- _About this exercise_
As the answer, give a copy of each line below that includes the word "labels".

- _Provided records_

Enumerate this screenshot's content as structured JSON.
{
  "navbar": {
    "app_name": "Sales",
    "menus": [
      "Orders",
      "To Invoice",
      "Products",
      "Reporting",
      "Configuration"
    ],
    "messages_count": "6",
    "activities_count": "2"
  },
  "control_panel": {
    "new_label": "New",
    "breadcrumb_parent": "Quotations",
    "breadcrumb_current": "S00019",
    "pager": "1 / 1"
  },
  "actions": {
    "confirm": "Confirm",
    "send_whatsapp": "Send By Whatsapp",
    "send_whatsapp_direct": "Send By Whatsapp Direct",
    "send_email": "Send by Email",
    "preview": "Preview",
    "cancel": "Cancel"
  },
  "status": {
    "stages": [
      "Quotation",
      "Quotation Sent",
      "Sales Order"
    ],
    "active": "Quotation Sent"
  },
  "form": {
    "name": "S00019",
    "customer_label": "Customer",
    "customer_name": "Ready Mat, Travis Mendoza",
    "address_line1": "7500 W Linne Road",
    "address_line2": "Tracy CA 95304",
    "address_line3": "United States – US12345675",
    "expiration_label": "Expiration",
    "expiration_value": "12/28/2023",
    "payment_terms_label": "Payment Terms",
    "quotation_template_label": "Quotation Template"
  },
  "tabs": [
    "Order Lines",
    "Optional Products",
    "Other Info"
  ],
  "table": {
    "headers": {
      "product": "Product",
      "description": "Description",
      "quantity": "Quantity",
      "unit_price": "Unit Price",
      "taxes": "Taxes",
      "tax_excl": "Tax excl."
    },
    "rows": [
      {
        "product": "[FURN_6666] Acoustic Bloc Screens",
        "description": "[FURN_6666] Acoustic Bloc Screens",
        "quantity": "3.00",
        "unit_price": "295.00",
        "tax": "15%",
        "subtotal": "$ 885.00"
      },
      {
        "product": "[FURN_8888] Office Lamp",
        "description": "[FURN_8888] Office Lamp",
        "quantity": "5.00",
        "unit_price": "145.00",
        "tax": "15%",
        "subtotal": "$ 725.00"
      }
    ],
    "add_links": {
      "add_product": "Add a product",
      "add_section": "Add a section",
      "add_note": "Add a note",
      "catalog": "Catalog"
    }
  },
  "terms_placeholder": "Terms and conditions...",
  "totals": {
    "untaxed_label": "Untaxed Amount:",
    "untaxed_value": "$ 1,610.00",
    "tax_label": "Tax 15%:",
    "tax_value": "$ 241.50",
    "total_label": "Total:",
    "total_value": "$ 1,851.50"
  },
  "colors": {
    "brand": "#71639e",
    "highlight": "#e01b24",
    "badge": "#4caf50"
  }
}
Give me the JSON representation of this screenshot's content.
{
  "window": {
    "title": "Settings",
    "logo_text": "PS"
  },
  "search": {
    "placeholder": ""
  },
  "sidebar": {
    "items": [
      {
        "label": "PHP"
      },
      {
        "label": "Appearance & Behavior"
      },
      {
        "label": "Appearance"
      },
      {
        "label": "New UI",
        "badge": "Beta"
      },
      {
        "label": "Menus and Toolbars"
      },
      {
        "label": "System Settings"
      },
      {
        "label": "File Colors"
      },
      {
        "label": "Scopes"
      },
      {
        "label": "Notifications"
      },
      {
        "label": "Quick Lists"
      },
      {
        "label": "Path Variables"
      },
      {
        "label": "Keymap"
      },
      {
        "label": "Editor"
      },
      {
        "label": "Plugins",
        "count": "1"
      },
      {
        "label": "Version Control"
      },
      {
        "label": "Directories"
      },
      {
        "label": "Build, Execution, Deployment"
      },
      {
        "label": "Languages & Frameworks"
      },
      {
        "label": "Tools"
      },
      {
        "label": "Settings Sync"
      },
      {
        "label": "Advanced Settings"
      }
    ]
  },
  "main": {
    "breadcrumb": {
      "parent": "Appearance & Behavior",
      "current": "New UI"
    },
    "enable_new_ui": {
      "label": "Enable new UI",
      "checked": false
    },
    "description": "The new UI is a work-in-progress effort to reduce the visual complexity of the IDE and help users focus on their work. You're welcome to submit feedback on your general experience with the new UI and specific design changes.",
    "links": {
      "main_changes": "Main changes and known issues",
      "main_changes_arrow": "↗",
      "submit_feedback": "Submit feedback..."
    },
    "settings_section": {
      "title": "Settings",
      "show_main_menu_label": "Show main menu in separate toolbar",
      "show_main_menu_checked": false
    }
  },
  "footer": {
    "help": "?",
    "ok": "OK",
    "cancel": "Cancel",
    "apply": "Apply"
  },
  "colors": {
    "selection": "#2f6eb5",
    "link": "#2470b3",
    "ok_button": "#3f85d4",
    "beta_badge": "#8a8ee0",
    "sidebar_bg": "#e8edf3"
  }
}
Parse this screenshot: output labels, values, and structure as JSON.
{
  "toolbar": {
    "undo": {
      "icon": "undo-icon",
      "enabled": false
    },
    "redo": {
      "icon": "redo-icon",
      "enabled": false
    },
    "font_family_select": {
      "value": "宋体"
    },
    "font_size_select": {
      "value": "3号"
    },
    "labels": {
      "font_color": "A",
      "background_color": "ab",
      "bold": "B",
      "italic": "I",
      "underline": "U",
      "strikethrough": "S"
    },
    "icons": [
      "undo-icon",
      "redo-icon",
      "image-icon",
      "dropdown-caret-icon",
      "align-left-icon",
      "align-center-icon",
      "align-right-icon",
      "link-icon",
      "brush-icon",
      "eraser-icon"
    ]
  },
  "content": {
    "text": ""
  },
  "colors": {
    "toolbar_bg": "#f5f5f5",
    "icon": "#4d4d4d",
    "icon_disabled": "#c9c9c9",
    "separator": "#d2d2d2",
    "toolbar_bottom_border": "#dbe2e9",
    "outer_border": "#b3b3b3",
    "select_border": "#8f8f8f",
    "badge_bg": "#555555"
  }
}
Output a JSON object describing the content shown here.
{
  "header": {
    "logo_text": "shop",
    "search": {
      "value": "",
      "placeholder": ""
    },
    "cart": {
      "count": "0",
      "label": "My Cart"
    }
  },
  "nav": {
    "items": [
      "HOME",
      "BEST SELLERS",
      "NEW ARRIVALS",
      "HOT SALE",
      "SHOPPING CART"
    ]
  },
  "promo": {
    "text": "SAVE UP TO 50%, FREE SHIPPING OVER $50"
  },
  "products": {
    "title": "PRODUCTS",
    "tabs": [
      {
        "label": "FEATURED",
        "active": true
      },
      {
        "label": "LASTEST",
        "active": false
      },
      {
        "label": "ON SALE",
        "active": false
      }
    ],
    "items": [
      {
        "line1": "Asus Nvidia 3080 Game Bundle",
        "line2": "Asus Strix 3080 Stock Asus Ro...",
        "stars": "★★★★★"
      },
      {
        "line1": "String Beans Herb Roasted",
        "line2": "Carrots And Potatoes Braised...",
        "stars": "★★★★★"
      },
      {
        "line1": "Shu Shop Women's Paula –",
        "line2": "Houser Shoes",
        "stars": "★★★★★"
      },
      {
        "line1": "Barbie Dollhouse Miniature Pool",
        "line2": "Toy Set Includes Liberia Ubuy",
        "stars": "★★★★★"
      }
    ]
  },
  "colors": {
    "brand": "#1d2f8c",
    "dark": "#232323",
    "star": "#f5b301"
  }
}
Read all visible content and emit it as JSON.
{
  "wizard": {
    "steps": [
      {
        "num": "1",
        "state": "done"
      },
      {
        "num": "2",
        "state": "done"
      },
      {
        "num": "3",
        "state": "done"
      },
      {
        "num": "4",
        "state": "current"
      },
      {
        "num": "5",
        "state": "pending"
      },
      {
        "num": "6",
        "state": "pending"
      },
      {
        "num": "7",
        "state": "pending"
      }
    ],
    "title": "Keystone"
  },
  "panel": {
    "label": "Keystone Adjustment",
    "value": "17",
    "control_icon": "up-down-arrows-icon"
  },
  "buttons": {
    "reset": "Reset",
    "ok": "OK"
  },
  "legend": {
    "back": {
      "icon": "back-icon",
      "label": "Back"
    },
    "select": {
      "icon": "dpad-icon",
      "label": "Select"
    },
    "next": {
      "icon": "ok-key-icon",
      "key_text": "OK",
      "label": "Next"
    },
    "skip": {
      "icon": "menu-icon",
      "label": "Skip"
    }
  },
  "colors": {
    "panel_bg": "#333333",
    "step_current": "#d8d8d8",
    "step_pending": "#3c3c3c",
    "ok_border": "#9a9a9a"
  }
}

- _Answer space_
Parse this screenshot: output labels, values, and structure as JSON.
    "labels": {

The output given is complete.